Friday, November 2, 2012

Vertigo (1959) Appreciating Obsession

Alfred Hitchcock's more precarious masterpiece has been declared the #1 film of all time by the British Film Institute's Sight and Sound poll this year, so I figured that's a good reason to do a write up about it, but also because I myself consider the film very personal.  There are many people who can appreciate the film's artistic merits, but nothing more. To them it is a bleak film with a protagonist that is hardly likable through his actions later on in the film.  These seemingly despicable characters are hardly what one would expect from a film to come out in 1959 and audiences then were rather cold to it.  So it is today in fact, but due to most people's idea that we are supposed to root for them, or sympathize with their actions.  If it isn't already apparent, Vertigo is a highly personal film, and Hitchcock did not seem afraid to alienate most of his audience through it.  Indeed, for most of the audience, these characters are hardly relatable.  Yet this was not the case for Hitchcock and certainly not for those who fully appreciate it.

I myself am one of those who very much appreciate the film, for reasons I'll get into later.  Vertigo's story is one that can be traced back to Gothic roots, whose tales were characterized by Dopplegangers and unattainable love that culminated in death.  James Stewart's character is tormented by double images of the woman he loved, so there is a certain connection.  Also, that premise is simple enough, yet passing the halfway point is usually when the film loses people's sympathy for the character of Scotty.  After his trauma from the death of Madeline causes him to fully reject the affection of Midge, Scotty descends into an obsessive realm that is peppered with images connected to the deceased woman.  A protagonist obsessed with images rarely ever turns out well in the end.  Just look at the character of Humbert Humbert in Lolita (1962), played superbly by James Mason.  He is consumed with the image of the young Lolita but only the image, to him, nothing else matters.  He cannot accept the wilted flower that she becomes later in the film, yet he could do nothing to preserve her as such.  
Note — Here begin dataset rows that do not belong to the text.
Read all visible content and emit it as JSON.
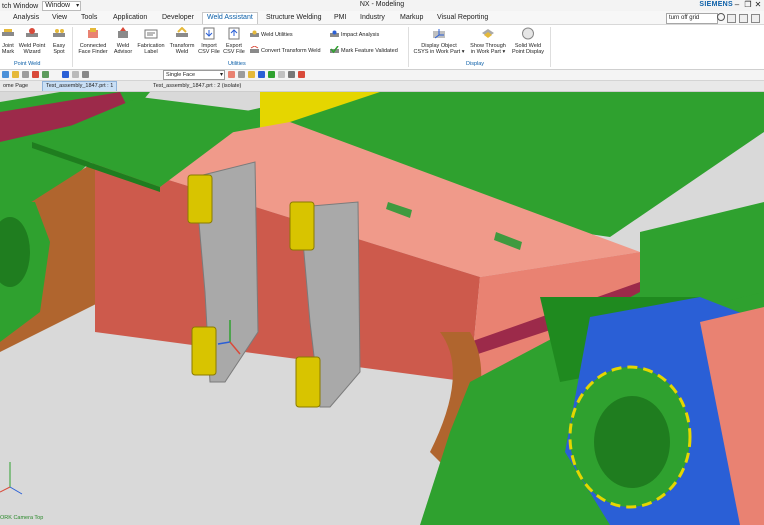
{
  "titlebar": {
    "switch_window": "tch Window",
    "window": "Window",
    "title": "NX - Modeling",
    "brand": "SIEMENS",
    "minimize": "–",
    "restore": "❐",
    "close": "✕"
  },
  "menu": {
    "tabs": [
      "Analysis",
      "View",
      "Tools",
      "Application",
      "Developer",
      "Weld Assistant",
      "Structure Welding",
      "PMI",
      "Industry",
      "Markup",
      "Visual Reporting"
    ],
    "active_index": 5,
    "search_value": "turn off grid"
  },
  "ribbon": {
    "buttons": [
      {
        "label1": "Joint",
        "label2": "Mark"
      },
      {
        "label1": "Weld Point",
        "label2": "Wizard"
      },
      {
        "label1": "Easy",
        "label2": "Spot"
      },
      {
        "label1": "Connected",
        "label2": "Face Finder"
      },
      {
        "label1": "Weld",
        "label2": "Advisor"
      },
      {
        "label1": "Fabrication",
        "label2": "Label"
      },
      {
        "label1": "Transform",
        "label2": "Weld"
      },
      {
        "label1": "Import",
        "label2": "CSV File"
      },
      {
        "label1": "Export",
        "label2": "CSV File"
      },
      {
        "label1": "Display Object",
        "label2": "CSYS in Work Part ▾"
      },
      {
        "label1": "Show Through",
        "label2": "in Work Part ▾"
      },
      {
        "label1": "Solid Weld",
        "label2": "Point Display"
      }
    ],
    "row_items": [
      "Weld Utilities",
      "Convert Transform Weld",
      "Impact Analysis",
      "Mark Feature Validated"
    ],
    "groups": [
      "Point Weld",
      "Utilities",
      "Display"
    ]
  },
  "toolbar": {
    "filter_value": "Single Face"
  },
  "doc_tabs": [
    "ome Page",
    "Test_assembly_1847.prt : 1",
    "Test_assembly_1847.prt : 2 (isolate)"
  ],
  "viewport": {
    "csys_label": "ORK Camera Top"
  },
  "colors": {
    "accent": "#0b5fa8",
    "green": "#2fa12f",
    "salmon": "#e98272",
    "gray_part": "#a9a9a9",
    "yellow": "#d8c400",
    "blue": "#2a5fd6",
    "brown": "#b0652e",
    "background": "#d9d9d9"
  }
}
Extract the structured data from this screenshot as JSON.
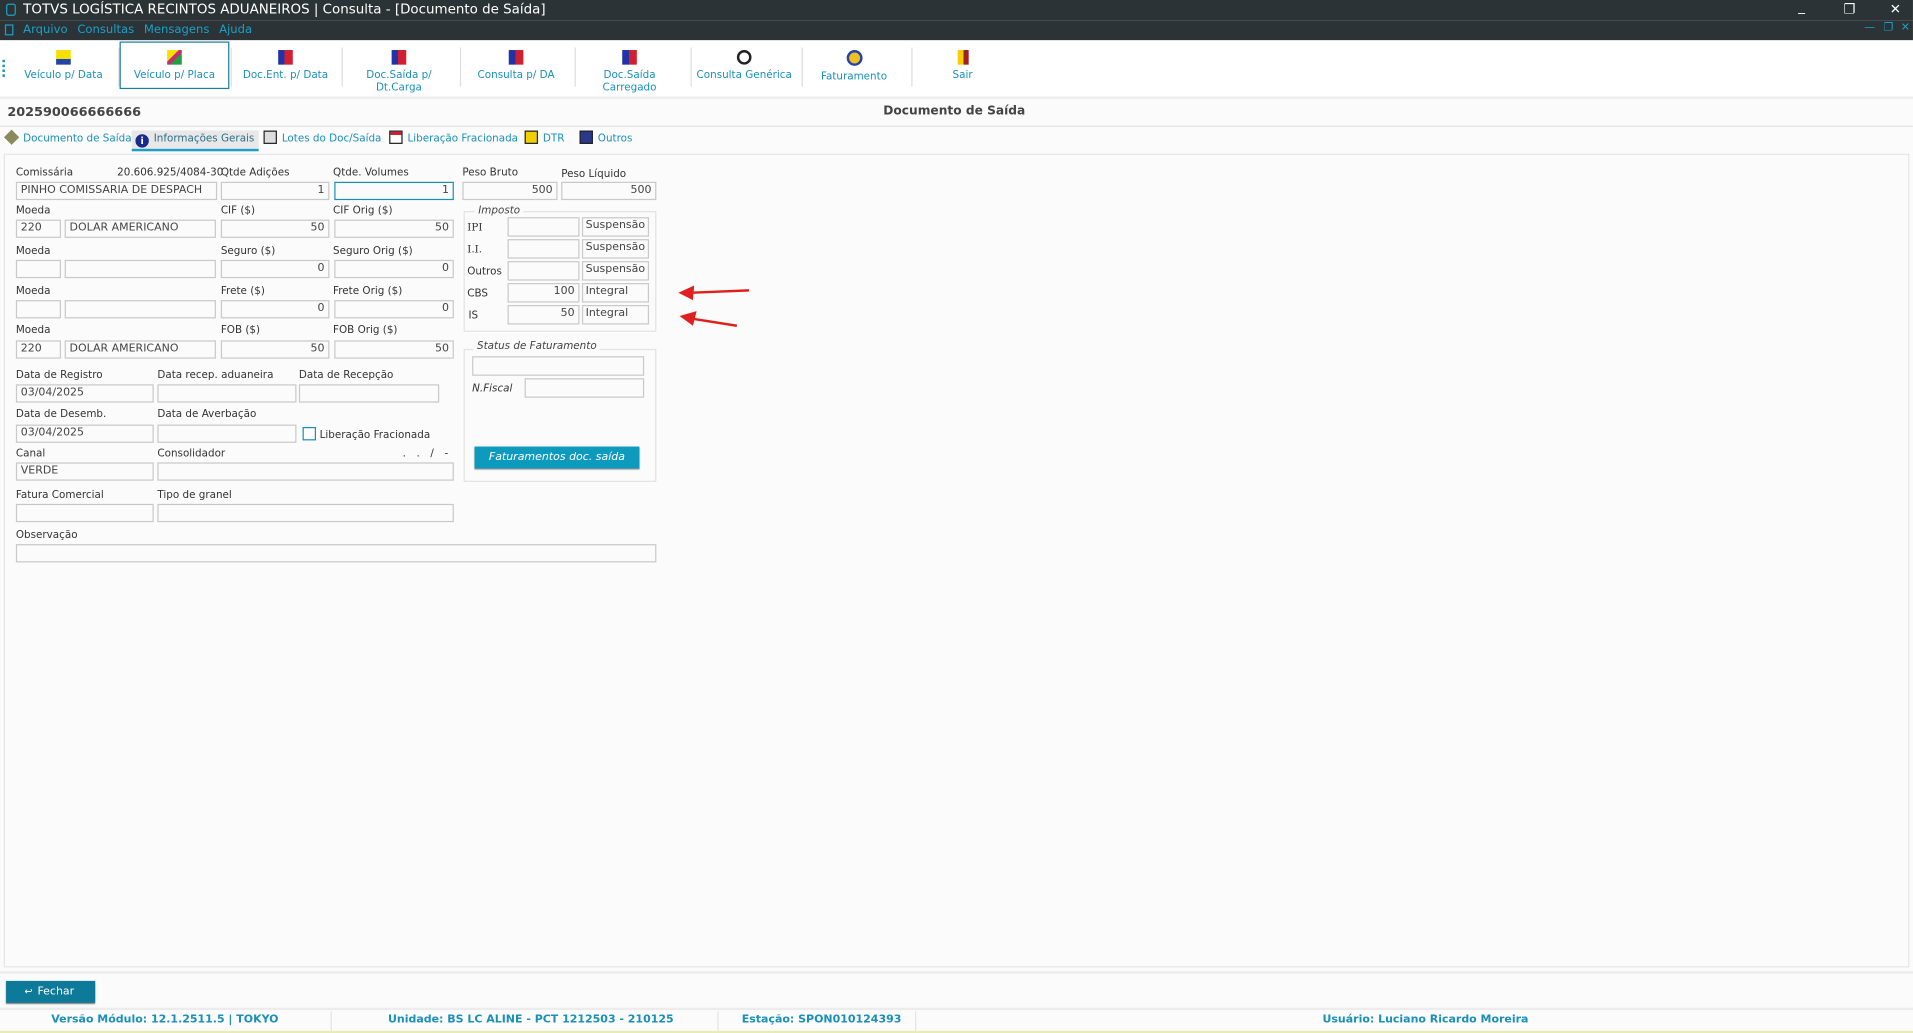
{
  "window": {
    "title": "TOTVS LOGÍSTICA RECINTOS ADUANEIROS | Consulta - [Documento de Saída]"
  },
  "menu": [
    "Arquivo",
    "Consultas",
    "Mensagens",
    "Ajuda"
  ],
  "toolbar": [
    {
      "label": "Veículo p/ Data",
      "icon": "vehicle-icon"
    },
    {
      "label": "Veículo p/ Placa",
      "icon": "vehicle-plate-icon",
      "selected": true
    },
    {
      "label": "Doc.Ent. p/ Data",
      "icon": "document-icon"
    },
    {
      "label": "Doc.Saída p/ Dt.Carga",
      "icon": "document-icon"
    },
    {
      "label": "Consulta p/ DA",
      "icon": "document-check-icon"
    },
    {
      "label": "Doc.Saída Carregado",
      "icon": "document-icon"
    },
    {
      "label": "Consulta Genérica",
      "icon": "magnifier-icon"
    },
    {
      "label": "Faturamento",
      "icon": "money-icon"
    },
    {
      "label": "Sair",
      "icon": "exit-door-icon"
    }
  ],
  "header": {
    "doc_number": "202590066666666",
    "title": "Documento de Saída"
  },
  "tabs": [
    "Documento de Saída",
    "Informações Gerais",
    "Lotes do Doc/Saída",
    "Liberação Fracionada",
    "DTR",
    "Outros"
  ],
  "form": {
    "comissaria": {
      "label": "Comissária",
      "cnpj": "20.606.925/4084-30",
      "value": "PINHO COMISSARIA DE DESPACH"
    },
    "qtde_adicoes": {
      "label": "Qtde Adições",
      "value": "1"
    },
    "qtde_volumes": {
      "label": "Qtde. Volumes",
      "value": "1"
    },
    "peso_bruto": {
      "label": "Peso Bruto",
      "value": "500"
    },
    "peso_liquido": {
      "label": "Peso Líquido",
      "value": "500"
    },
    "moeda_label": "Moeda",
    "cif": {
      "moeda_code": "220",
      "moeda_name": "DOLAR AMERICANO",
      "label": "CIF ($)",
      "value": "50",
      "orig_label": "CIF Orig ($)",
      "orig_value": "50"
    },
    "seguro": {
      "moeda_code": "",
      "moeda_name": "",
      "label": "Seguro ($)",
      "value": "0",
      "orig_label": "Seguro Orig ($)",
      "orig_value": "0"
    },
    "frete": {
      "moeda_code": "",
      "moeda_name": "",
      "label": "Frete ($)",
      "value": "0",
      "orig_label": "Frete Orig ($)",
      "orig_value": "0"
    },
    "fob": {
      "moeda_code": "220",
      "moeda_name": "DOLAR AMERICANO",
      "label": "FOB ($)",
      "value": "50",
      "orig_label": "FOB Orig ($)",
      "orig_value": "50"
    },
    "data_registro": {
      "label": "Data de Registro",
      "value": "03/04/2025"
    },
    "data_recep_aduaneira": {
      "label": "Data recep. aduaneira",
      "value": ""
    },
    "data_recepcao": {
      "label": "Data de Recepção",
      "value": ""
    },
    "data_desemb": {
      "label": "Data de Desemb.",
      "value": "03/04/2025"
    },
    "data_averbacao": {
      "label": "Data de Averbação",
      "value": ""
    },
    "liberacao_fracionada": {
      "label": "Liberação Fracionada",
      "checked": false
    },
    "canal": {
      "label": "Canal",
      "value": "VERDE"
    },
    "consolidador": {
      "label": "Consolidador",
      "mask": ". . / -",
      "value": ""
    },
    "fatura_comercial": {
      "label": "Fatura Comercial",
      "value": ""
    },
    "tipo_granel": {
      "label": "Tipo de granel",
      "value": ""
    },
    "observacao": {
      "label": "Observação",
      "value": ""
    }
  },
  "imposto": {
    "legend": "Imposto",
    "rows": [
      {
        "label": "IPI",
        "value": "",
        "regime": "Suspensão"
      },
      {
        "label": "I.I.",
        "value": "",
        "regime": "Suspensão"
      },
      {
        "label": "Outros",
        "value": "",
        "regime": "Suspensão"
      },
      {
        "label": "CBS",
        "value": "100",
        "regime": "Integral"
      },
      {
        "label": "IS",
        "value": "50",
        "regime": "Integral"
      }
    ]
  },
  "faturamento": {
    "legend": "Status de Faturamento",
    "status": "",
    "nfiscal_label": "N.Fiscal",
    "nfiscal": "",
    "button": "Faturamentos doc. saída"
  },
  "footer": {
    "close": "Fechar"
  },
  "statusbar": {
    "versao": "Versão Módulo:  12.1.2511.5  |  TOKYO",
    "unidade": "Unidade: BS LC ALINE - PCT 1212503 - 210125",
    "estacao": "Estação: SPON010124393",
    "usuario": "Usuário: Luciano Ricardo Moreira"
  },
  "colors": {
    "accent": "#1a8fb8",
    "titlebar": "#2b3336",
    "button": "#0e9abd",
    "annotation_arrow": "#e02020"
  }
}
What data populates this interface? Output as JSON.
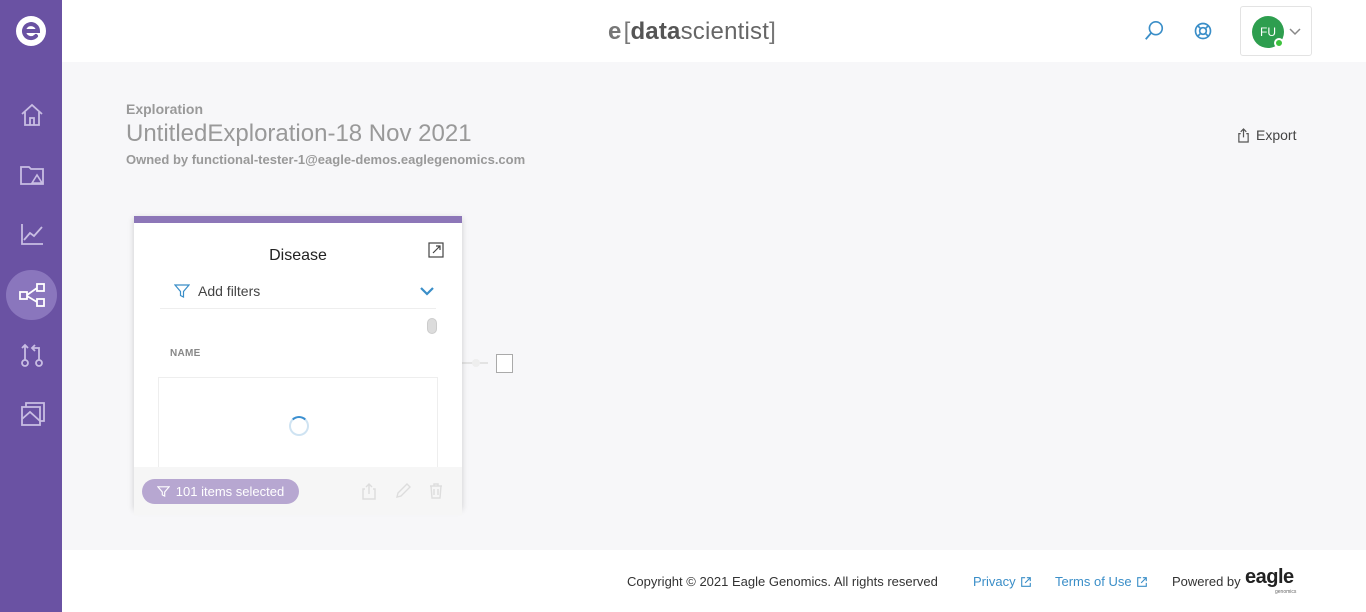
{
  "brand": {
    "e": "e",
    "open": "[",
    "data": "data",
    "scientist": "scientist",
    "close": "]"
  },
  "user": {
    "initials": "FU"
  },
  "header": {
    "section": "Exploration",
    "title": "UntitledExploration-18 Nov 2021",
    "owner": "Owned by functional-tester-1@eagle-demos.eaglegenomics.com",
    "export_label": "Export"
  },
  "card": {
    "title": "Disease",
    "filter_label": "Add filters",
    "column_header": "NAME",
    "selected_label": "101 items selected"
  },
  "footer": {
    "copyright": "Copyright © 2021 Eagle Genomics. All rights reserved",
    "privacy": "Privacy",
    "terms": "Terms of Use",
    "powered_by": "Powered by",
    "eagle_logo": "eagle",
    "eagle_sub": "genomics"
  },
  "icons": {
    "sidebar": [
      "home-icon",
      "datasets-icon",
      "chart-icon",
      "exploration-icon",
      "workflow-icon",
      "reports-icon"
    ],
    "top": [
      "search-icon",
      "help-lifebuoy-icon",
      "chevron-down-icon"
    ]
  },
  "colors": {
    "sidebar": "#6a52a3",
    "sidebar_active": "#8a76bd",
    "card_accent": "#8d77b8",
    "pill": "#b7a7d1",
    "link": "#3a8ec8",
    "avatar": "#2e9e4f"
  }
}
The same goes for Scotty, he pines for Madeline in the same way, only he goes a step further, forcing her image onto Judy.  Now, when I said earlier that I am able to appreciate the film more than most, I'm not talking on a cinematic level, as in editing, cinematography, etc.  I am referring to the fact that I sympathize with Scotty's plight, not his actions.  It is entirely human to become obsessed, for some more than others it has occurred a few times.  It would be folly to say that it had never happened to me.  Because of those experiences I feel a very uneasy kinship with Scotty when he passes a woman who reminds him exactly of Madeline and he can't help but stare.  Here Hitchcock is reaching into a niche part of the audience, but also into a part of himself that was very much evident from his career.  In fact, there has been made a recent TV movie that capitalizes on his most sensationalized muse.  However, for everyone who has come out of these obsessions, they know that it is something destructive, the obsession exists solely out of the desire for the unattainable.  Yet, there is still that nagging feeling of "what if" that lurks beneath, the feeling of wanting that person or image as their own.  Hitchcock certainly has that feeling, being the quite jealous man that he was.  It is known that he was heartbroken when Ingrid Bergman quit starring in his films to marry the Italian director, Roberto Rosselini.  No longer would he be able to capture her image on the celluloid of his mastery.  As Scotty reconstructs Madeline through Judy, there is the sick sense of fulfillment, that reaches its climax when they kiss and Bernard Herrmann's music reaches a Liebestodian peak.

Hitchcock is wise enough, however, to reveal what actually happens to an image of obsession.  It is lost, again.  Not everyone has had the same experience of being consumed with a person and this is why some people are repulsed by the film and Scotty's treatment of Judy/Madeline.  They don't understand how someone could come to do this sort of thing.  Now I'm not saying that if you haven't had a similar experience, you won't enjoy Vertigo, on the contrary, there is much to enjoy from it from the gorgeous look of it, to the intricate plot.  However, to grasp the full director's intent and purpose, I believe that you must have had to experience your own personal "Vertigo".    

1 comment:

  1. This is a great analysis. I think you really nailed it. If you're expecting Scotty to be the hero of the film, then of course you're going to be disappointed. I think that's the reason why audiences didn't warm up to it at first. Especially when the beloved Jimmy Stewart is in the lead role. I mean, who wants to see George Bailey spiral into obsession and madness? (Look at the last shot of the film above, and then think about the shot of George Bailey on the bridge looking into the water before Clarence jumps in. See a connection?) Personally I have always enjoyed the film. Yes, it's challenging and definitely not comforting, but it's the dramatic tension that draws me in, which combined with the music, cinematography, etc. is very enjoyable. I love it. Greatest film of all time? Well, it certainly gives Citizen Kane a run for its money.